Heap & Partners wished to explore the application of additive manufacturing, focusing on improving existing 3D models and Computer-Aided Design (CAD) data skills in order to develop a 3D printed equivalent of a product. A 3D printed model could be used as a proof of concept prior to further investments and design decisions.
Heap and Partners also wanted to look into an Augmented Reality (AR) app which would allow users to explore the internal workings and components of one of the company’s valve designs.
The Virtual Engineering Centre and Science Technology Facilities Council’s (STFC) Hartree Centre saw an opportunity to pair the two technologies as a collaborative project.
Campus Technology Hub (STFC) worked closely with Heap and Partner’s in-house design team to review and prepare an existing CAD of a large valve assembly for use in 3D printing. CTH defined moving parts and functionality of the 3D print, eventually creating a scaled down 3D printed prototype.
The Virtual Engineering Centre then produced an iOS based AR program using industry standard tools, based upon a CAD drawing supplied by Heap and Partners which act as a companion technology to the 3D printed valve.
The VEC has taken us into new areas and introduced us to new and innovative technologies, which have truly helped to transform our business. It was a wonderful collaboration.David Millar, Managing Director of Heap and Partners
STFC’s additive manufacturing team developed a valve model after revision to the size of clearances, intersecting and overlapping surfaces to allow for a smooth assembly. During a review process, Hartree’s experts offered greater insight to how the CAD model could be tailored for use in 3D printing. The result was one of the largest 3D prints produced by Campus Technology Hub (STFC).
The Virtual Engineering Centre successfully developed an AR app which operates in conjunction with the 3D printed valve. Using a tablet base application, Heap and Partners can employ this for marketing and client communication in addition to maintenance and training.
The app uses a QR code or object recognition as a trigger, whilst presenting an X-ray style AR representation of the internal workings of the valve. By highlighting a component, the user is presented with a summary of the features and technical data associated with the highlighted component, helping to expand user knowledge and awareness.
Working into the future
The Virtual Engineering Centre developed the AR application using commercially available and industry standard software packages. Heap and Partners have been supplied copies of the software model to allow for further development of the demonstrator into a commercial product.
This project demonstrates how an existing asset and skill set can be complimented quickly and easily by the adoption of Industry 4.0 technologies.

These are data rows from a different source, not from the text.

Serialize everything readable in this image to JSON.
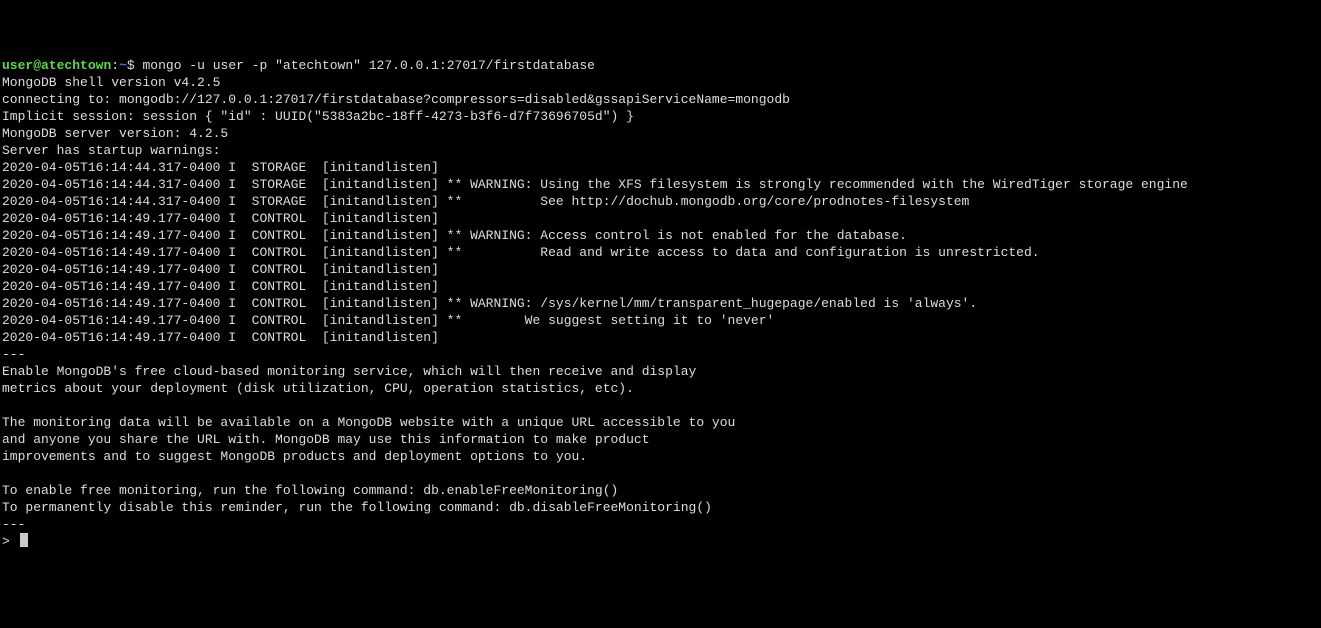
{
  "prompt": {
    "user": "user",
    "at": "@",
    "host": "atechtown",
    "colon": ":",
    "tilde": "~",
    "dollar": "$",
    "command": "mongo -u user -p \"atechtown\" 127.0.0.1:27017/firstdatabase"
  },
  "lines": [
    "MongoDB shell version v4.2.5",
    "connecting to: mongodb://127.0.0.1:27017/firstdatabase?compressors=disabled&gssapiServiceName=mongodb",
    "Implicit session: session { \"id\" : UUID(\"5383a2bc-18ff-4273-b3f6-d7f73696705d\") }",
    "MongoDB server version: 4.2.5",
    "Server has startup warnings:",
    "2020-04-05T16:14:44.317-0400 I  STORAGE  [initandlisten]",
    "2020-04-05T16:14:44.317-0400 I  STORAGE  [initandlisten] ** WARNING: Using the XFS filesystem is strongly recommended with the WiredTiger storage engine",
    "2020-04-05T16:14:44.317-0400 I  STORAGE  [initandlisten] **          See http://dochub.mongodb.org/core/prodnotes-filesystem",
    "2020-04-05T16:14:49.177-0400 I  CONTROL  [initandlisten]",
    "2020-04-05T16:14:49.177-0400 I  CONTROL  [initandlisten] ** WARNING: Access control is not enabled for the database.",
    "2020-04-05T16:14:49.177-0400 I  CONTROL  [initandlisten] **          Read and write access to data and configuration is unrestricted.",
    "2020-04-05T16:14:49.177-0400 I  CONTROL  [initandlisten]",
    "2020-04-05T16:14:49.177-0400 I  CONTROL  [initandlisten]",
    "2020-04-05T16:14:49.177-0400 I  CONTROL  [initandlisten] ** WARNING: /sys/kernel/mm/transparent_hugepage/enabled is 'always'.",
    "2020-04-05T16:14:49.177-0400 I  CONTROL  [initandlisten] **        We suggest setting it to 'never'",
    "2020-04-05T16:14:49.177-0400 I  CONTROL  [initandlisten]",
    "---",
    "Enable MongoDB's free cloud-based monitoring service, which will then receive and display",
    "metrics about your deployment (disk utilization, CPU, operation statistics, etc).",
    "",
    "The monitoring data will be available on a MongoDB website with a unique URL accessible to you",
    "and anyone you share the URL with. MongoDB may use this information to make product",
    "improvements and to suggest MongoDB products and deployment options to you.",
    "",
    "To enable free monitoring, run the following command: db.enableFreeMonitoring()",
    "To permanently disable this reminder, run the following command: db.disableFreeMonitoring()",
    "---"
  ],
  "shell_prompt": ">"
}
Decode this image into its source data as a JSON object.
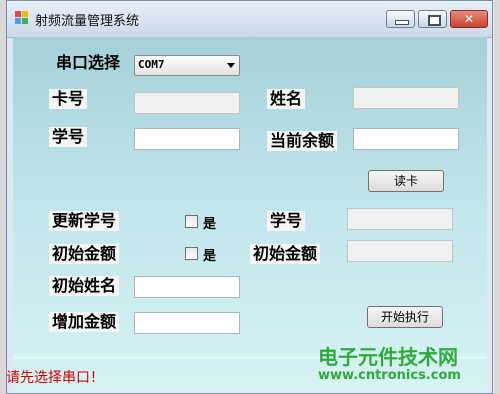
{
  "window": {
    "title": "射频流量管理系统"
  },
  "port": {
    "label": "串口选择",
    "value": "COM7"
  },
  "card": {
    "label": "卡号",
    "value": ""
  },
  "name": {
    "label": "姓名",
    "value": ""
  },
  "student_id": {
    "label": "学号",
    "value": ""
  },
  "balance": {
    "label": "当前余额",
    "value": ""
  },
  "read_button": "读卡",
  "update_id": {
    "label": "更新学号",
    "checkbox_label": "是",
    "right_label": "学号",
    "value": ""
  },
  "init_amount": {
    "label": "初始金额",
    "checkbox_label": "是",
    "right_label": "初始金额",
    "value": ""
  },
  "init_name": {
    "label": "初始姓名",
    "value": ""
  },
  "add_amount": {
    "label": "增加金额",
    "value": ""
  },
  "execute_button": "开始执行",
  "status": "请先选择串口！",
  "watermark": {
    "line1": "电子元件技术网",
    "line2": "www.cntronics.com"
  },
  "colors": {
    "status": "#d00000",
    "watermark": "#2eaa3a",
    "client_bg": "#bfe5ea"
  }
}
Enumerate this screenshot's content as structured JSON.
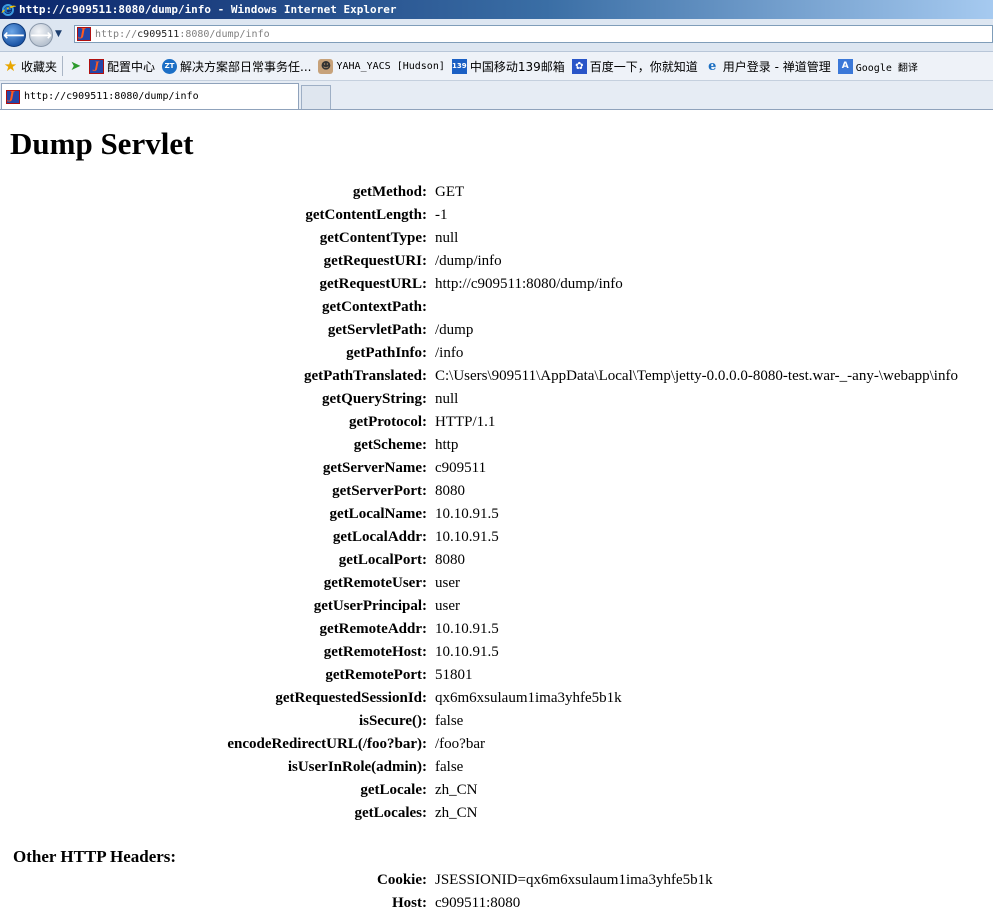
{
  "window": {
    "title": "http://c909511:8080/dump/info - Windows Internet Explorer"
  },
  "address_bar": {
    "url_prefix": "http://",
    "url_host": "c909511",
    "url_rest": ":8080/dump/info"
  },
  "favorites": [
    {
      "label": "收藏夹",
      "icon": "star-icon"
    },
    {
      "label": "配置中心",
      "icon": "jetty-icon"
    },
    {
      "label": "解决方案部日常事务任...",
      "icon": "zt-icon"
    },
    {
      "label": "YAHA_YACS [Hudson]",
      "icon": "hudson-icon"
    },
    {
      "label": "中国移动139邮箱",
      "icon": "mail139-icon"
    },
    {
      "label": "百度一下，你就知道",
      "icon": "baidu-icon"
    },
    {
      "label": "用户登录 - 禅道管理",
      "icon": "ie-page-icon"
    },
    {
      "label": "Google 翻译",
      "icon": "google-translate-icon"
    }
  ],
  "tab": {
    "label": "http://c909511:8080/dump/info"
  },
  "page": {
    "title": "Dump Servlet",
    "rows": [
      {
        "key": "getMethod:",
        "value": "GET"
      },
      {
        "key": "getContentLength:",
        "value": "-1"
      },
      {
        "key": "getContentType:",
        "value": "null"
      },
      {
        "key": "getRequestURI:",
        "value": "/dump/info"
      },
      {
        "key": "getRequestURL:",
        "value": "http://c909511:8080/dump/info"
      },
      {
        "key": "getContextPath:",
        "value": ""
      },
      {
        "key": "getServletPath:",
        "value": "/dump"
      },
      {
        "key": "getPathInfo:",
        "value": "/info"
      },
      {
        "key": "getPathTranslated:",
        "value": "C:\\Users\\909511\\AppData\\Local\\Temp\\jetty-0.0.0.0-8080-test.war-_-any-\\webapp\\info"
      },
      {
        "key": "getQueryString:",
        "value": "null"
      },
      {
        "key": "getProtocol:",
        "value": "HTTP/1.1"
      },
      {
        "key": "getScheme:",
        "value": "http"
      },
      {
        "key": "getServerName:",
        "value": "c909511"
      },
      {
        "key": "getServerPort:",
        "value": "8080"
      },
      {
        "key": "getLocalName:",
        "value": "10.10.91.5"
      },
      {
        "key": "getLocalAddr:",
        "value": "10.10.91.5"
      },
      {
        "key": "getLocalPort:",
        "value": "8080"
      },
      {
        "key": "getRemoteUser:",
        "value": "user"
      },
      {
        "key": "getUserPrincipal:",
        "value": "user"
      },
      {
        "key": "getRemoteAddr:",
        "value": "10.10.91.5"
      },
      {
        "key": "getRemoteHost:",
        "value": "10.10.91.5"
      },
      {
        "key": "getRemotePort:",
        "value": "51801"
      },
      {
        "key": "getRequestedSessionId:",
        "value": "qx6m6xsulaum1ima3yhfe5b1k"
      },
      {
        "key": "isSecure():",
        "value": "false"
      },
      {
        "key": "encodeRedirectURL(/foo?bar):",
        "value": "/foo?bar"
      },
      {
        "key": "isUserInRole(admin):",
        "value": "false"
      },
      {
        "key": "getLocale:",
        "value": "zh_CN"
      },
      {
        "key": "getLocales:",
        "value": "zh_CN"
      }
    ],
    "headers_title": "Other HTTP Headers:",
    "headers": [
      {
        "key": "Cookie:",
        "value": "JSESSIONID=qx6m6xsulaum1ima3yhfe5b1k"
      },
      {
        "key": "Host:",
        "value": "c909511:8080"
      }
    ]
  }
}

Within a few days of the project completion, Heap and Partners showcased the AR application at a trade event in Aberdeen and have also invested in a 3D printer which is to be used to undertake both development work and fulfil orders including rapid prototyping.